What’s the No. 1 vanity metric you shouldn’t care about? Downloads. And what’s the number one metric you should care about? Retention, or rather, user loyalty.
Now, before we share anything else, don’t get us wrong. We’re all for downloads. However, for us, success requires people actually using the app, and not just once or twice, but consistently because the app benefits them in some meaningful way. In other words, user loyalty is the barometer of a successful product, and it is critically important, whether you plan to monetize an app or invest in a free app for employees or customers. The goal is to find that point where 40% of customers tell you they can’t live without you (to quote Sean Ellis from GrowthHackers).
Many factors contribute to customer loyalty, from market need to ensuring the product fulfills the promises in your marketing copy to the technical support you offer. However, few things are more integral to building user loyalty than the app’s design, and more specifically, the convergence of the app’s User Experience (UX), User Interface (UI) and Architecture design. Keep reading to learn more about each and why all three are so important.
UX takes into account any element that will shape how the user interacts with the app. It includes the overall layout, flow and the path users take as they navigate the app. It also includes the information architecture and what details and actions will appear on each page.
UX requires gaining a crystal clear understanding of the ideal user of the product (we offer much more detail on how to do that here). During UX, designers will pinpoint issues that could be frustrating or confusing for the user (e.g., illogical organization or poor navigation) and come up with a better plan to improve user interactions.
The main goal during UX is to establish clarity and lay the groundwork for ensuring the app is easy to use.
UI design is all about what users see when they open and interact with the application. It builds on UX and provides the visual cues that elicit an emotional response from users. Design features include:
– The graphical layout
– Color choices
– Button look and placement
– Text size (headers, subheaders, paragraph)
– Images and icons
UI design is the process of deciding how the interface will look and make users feel, and even seemingly trivial issues, such as color choices or button placement, can impact the experience. Ultimately, when it comes to UI design, the devil is in the details, and it takes a disciplined, thorough approach to ensure nothing happening visually will negatively affect the user experience.
Design of the architecture is the plan for how the application will be built so it can launch, but as important, so it can scale if the app takes off.
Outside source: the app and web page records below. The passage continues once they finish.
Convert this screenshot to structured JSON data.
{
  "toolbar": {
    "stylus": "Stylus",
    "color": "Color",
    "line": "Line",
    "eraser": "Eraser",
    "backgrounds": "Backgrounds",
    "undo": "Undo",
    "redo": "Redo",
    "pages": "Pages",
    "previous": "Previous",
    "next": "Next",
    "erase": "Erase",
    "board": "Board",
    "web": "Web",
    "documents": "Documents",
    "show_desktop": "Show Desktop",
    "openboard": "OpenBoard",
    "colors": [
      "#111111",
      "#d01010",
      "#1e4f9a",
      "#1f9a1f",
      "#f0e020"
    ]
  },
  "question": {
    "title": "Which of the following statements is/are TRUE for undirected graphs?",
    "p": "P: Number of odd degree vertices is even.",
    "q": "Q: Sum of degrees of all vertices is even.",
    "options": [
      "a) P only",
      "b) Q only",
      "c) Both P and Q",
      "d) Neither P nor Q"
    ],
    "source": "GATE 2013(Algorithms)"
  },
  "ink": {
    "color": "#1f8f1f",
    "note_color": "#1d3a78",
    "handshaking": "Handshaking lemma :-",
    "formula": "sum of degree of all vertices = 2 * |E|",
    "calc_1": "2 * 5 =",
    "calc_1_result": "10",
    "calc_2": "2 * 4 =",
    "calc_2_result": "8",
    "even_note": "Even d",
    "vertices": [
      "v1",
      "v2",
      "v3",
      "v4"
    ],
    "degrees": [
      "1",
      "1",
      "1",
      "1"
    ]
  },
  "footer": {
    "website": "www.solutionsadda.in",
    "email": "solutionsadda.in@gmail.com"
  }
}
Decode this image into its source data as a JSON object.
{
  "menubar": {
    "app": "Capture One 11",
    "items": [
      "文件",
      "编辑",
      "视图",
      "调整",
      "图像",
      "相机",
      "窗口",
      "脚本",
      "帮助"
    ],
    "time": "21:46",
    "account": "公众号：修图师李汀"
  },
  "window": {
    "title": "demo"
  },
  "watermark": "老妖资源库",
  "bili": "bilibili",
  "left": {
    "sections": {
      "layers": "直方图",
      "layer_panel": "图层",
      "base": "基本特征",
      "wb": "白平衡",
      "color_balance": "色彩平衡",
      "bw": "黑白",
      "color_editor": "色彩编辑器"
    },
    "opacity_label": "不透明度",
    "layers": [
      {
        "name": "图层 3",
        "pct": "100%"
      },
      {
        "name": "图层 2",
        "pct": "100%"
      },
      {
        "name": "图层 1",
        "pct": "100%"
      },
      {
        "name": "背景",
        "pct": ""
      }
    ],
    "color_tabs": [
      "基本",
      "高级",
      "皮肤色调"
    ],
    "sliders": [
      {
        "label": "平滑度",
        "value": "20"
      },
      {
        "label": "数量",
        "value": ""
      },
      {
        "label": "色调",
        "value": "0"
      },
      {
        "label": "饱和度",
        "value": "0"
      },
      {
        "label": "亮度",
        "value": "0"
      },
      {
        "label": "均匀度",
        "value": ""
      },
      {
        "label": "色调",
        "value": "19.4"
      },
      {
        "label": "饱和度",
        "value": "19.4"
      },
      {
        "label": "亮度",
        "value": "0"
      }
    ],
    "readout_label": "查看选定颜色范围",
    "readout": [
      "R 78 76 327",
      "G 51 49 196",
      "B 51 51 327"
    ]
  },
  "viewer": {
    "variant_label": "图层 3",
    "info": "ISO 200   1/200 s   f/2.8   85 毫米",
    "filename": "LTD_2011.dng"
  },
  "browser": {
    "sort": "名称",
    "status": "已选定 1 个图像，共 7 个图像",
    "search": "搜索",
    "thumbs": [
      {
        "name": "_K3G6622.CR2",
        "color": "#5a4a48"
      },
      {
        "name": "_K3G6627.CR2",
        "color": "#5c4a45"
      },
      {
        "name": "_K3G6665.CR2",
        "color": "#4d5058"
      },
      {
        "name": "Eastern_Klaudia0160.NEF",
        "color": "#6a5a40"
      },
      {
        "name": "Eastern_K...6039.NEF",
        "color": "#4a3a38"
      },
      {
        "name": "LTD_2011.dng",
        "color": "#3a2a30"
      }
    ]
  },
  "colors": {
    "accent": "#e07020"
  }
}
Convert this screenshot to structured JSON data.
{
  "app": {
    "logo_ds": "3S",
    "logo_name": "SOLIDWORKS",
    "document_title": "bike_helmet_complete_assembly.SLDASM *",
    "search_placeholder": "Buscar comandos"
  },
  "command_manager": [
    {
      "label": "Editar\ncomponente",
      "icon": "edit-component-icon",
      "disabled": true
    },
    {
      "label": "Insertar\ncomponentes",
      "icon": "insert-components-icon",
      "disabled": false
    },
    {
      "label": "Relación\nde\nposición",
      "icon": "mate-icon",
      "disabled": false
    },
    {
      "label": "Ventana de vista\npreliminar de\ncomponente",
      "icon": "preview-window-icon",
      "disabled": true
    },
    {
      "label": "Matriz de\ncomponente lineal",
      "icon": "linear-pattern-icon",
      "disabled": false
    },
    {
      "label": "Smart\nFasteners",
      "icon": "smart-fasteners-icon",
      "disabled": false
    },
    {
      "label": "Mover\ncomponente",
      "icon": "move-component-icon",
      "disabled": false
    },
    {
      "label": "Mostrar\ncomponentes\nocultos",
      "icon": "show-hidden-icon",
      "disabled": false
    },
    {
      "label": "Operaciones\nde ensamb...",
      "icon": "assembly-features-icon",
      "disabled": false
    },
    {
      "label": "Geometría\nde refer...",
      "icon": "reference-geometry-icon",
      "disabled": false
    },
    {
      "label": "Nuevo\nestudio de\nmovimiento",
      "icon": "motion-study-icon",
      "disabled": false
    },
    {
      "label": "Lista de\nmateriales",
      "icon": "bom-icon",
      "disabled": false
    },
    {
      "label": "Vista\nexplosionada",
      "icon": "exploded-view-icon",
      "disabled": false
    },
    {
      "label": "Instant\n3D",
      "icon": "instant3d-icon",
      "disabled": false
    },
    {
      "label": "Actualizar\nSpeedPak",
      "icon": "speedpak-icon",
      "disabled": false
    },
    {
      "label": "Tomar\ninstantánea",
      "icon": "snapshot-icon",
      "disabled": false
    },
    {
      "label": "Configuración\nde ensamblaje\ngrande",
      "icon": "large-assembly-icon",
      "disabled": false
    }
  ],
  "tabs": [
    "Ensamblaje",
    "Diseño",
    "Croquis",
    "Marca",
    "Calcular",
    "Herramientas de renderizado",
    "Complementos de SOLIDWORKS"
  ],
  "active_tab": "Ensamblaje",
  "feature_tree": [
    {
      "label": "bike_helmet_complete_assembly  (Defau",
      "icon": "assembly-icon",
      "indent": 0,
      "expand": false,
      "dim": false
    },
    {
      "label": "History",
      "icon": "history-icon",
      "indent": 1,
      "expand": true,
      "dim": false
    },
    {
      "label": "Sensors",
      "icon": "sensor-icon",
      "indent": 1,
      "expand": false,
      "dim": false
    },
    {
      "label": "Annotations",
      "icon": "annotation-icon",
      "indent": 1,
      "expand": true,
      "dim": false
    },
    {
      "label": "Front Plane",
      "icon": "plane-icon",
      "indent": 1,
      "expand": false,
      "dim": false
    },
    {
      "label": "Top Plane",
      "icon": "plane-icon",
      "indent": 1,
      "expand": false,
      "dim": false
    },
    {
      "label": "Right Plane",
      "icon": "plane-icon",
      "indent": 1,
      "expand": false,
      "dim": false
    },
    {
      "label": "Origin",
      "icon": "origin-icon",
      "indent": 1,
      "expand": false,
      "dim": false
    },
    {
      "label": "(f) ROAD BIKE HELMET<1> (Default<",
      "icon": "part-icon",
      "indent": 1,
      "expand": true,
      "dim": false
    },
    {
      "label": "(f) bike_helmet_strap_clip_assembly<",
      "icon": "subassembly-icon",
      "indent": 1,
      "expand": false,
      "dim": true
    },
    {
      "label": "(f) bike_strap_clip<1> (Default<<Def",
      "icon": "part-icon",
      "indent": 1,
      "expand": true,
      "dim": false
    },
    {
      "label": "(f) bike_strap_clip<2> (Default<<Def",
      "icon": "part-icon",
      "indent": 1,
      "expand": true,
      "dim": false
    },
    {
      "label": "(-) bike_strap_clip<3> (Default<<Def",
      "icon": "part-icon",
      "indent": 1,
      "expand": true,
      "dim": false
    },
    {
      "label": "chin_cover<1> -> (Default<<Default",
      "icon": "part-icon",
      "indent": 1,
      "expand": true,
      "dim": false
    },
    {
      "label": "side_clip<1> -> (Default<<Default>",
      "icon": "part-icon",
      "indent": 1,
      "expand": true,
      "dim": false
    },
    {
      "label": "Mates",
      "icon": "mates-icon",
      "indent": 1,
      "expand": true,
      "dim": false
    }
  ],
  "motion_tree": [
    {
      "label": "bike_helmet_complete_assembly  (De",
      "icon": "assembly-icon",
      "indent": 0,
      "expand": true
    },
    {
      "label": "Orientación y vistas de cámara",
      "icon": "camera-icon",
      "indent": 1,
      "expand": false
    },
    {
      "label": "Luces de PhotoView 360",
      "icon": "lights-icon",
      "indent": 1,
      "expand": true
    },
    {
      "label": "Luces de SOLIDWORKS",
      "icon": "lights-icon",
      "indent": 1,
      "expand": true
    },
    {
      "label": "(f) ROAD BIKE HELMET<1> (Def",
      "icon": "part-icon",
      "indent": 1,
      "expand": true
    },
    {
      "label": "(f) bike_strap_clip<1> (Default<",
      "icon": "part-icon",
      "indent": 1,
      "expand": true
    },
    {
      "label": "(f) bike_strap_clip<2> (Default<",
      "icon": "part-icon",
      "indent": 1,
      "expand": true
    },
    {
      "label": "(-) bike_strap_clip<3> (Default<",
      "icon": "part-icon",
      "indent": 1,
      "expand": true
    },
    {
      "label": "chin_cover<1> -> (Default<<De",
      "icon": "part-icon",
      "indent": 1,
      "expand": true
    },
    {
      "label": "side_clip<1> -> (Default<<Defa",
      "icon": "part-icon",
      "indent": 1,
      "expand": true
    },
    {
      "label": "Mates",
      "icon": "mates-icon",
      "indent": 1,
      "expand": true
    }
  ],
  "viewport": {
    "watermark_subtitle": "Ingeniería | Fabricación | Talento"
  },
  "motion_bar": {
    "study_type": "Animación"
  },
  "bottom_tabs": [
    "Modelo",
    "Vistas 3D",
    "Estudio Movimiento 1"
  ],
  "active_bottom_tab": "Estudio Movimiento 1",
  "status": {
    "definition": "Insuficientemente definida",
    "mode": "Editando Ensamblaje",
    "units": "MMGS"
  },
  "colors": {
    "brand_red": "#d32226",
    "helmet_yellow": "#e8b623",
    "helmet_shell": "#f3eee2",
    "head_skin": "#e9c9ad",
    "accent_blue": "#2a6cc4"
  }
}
There is so much to consider when designing the architecture. For example, here are typical components we design for:
– Mobile app architecture (e.g., iOS and/or android? Natively or cross-platform? Tools and libraries?)
– A responsive web app
– An operations web portal for managing the app, users and business operations
– Overall cloud stack (e.g., the technologies and vendors that will be used for cloud services, including web development)
– Application programming interfaces (API)
– Data storage and analytics stack
– Integrations with vendors or partner services
– Integrated marketing stack (CRM, email, social and support)
– Login and registration mechanism
– Account security and management
– Storage security and encryption
– Transactions and audit trail for collecting payment
– Analytics solution (e.g., the plan for storing, managing and analyzing data generated by users)
Essentially, the architecture lays the foundation for the application and helps to prevent bugs and slow loading times, which can kill the user experience.
Architecture is ultimately about providing a seamless experience, says Dan Katcher, founder of Rocket Farm Studios, “The under-the-hood architecture is key. A well thought out architecture takes account of where delays or latency in response time are going to be and addresses any issues. As a result, spinners spin when they should. Data fills in when it’s available. And it doesn’t leave the user guessing what’s happening in the meantime. If the experience is at all buggy or slow, users are going to tune you out.”
Building products that boost loyalty
Many factors contribute to loyalty, but by creating an easy to use UX, an emotionally appealing UI, and a fast and scalable architecture, we can put apps in front of a new users that increase the likelihood they will become loyal users.
Rocket Farms is an award-winning mobile app developer with a record of developing apps people both download—and use passionately. If you have a concept for an app, we’re ready to design it. Contact us today to discuss your idea.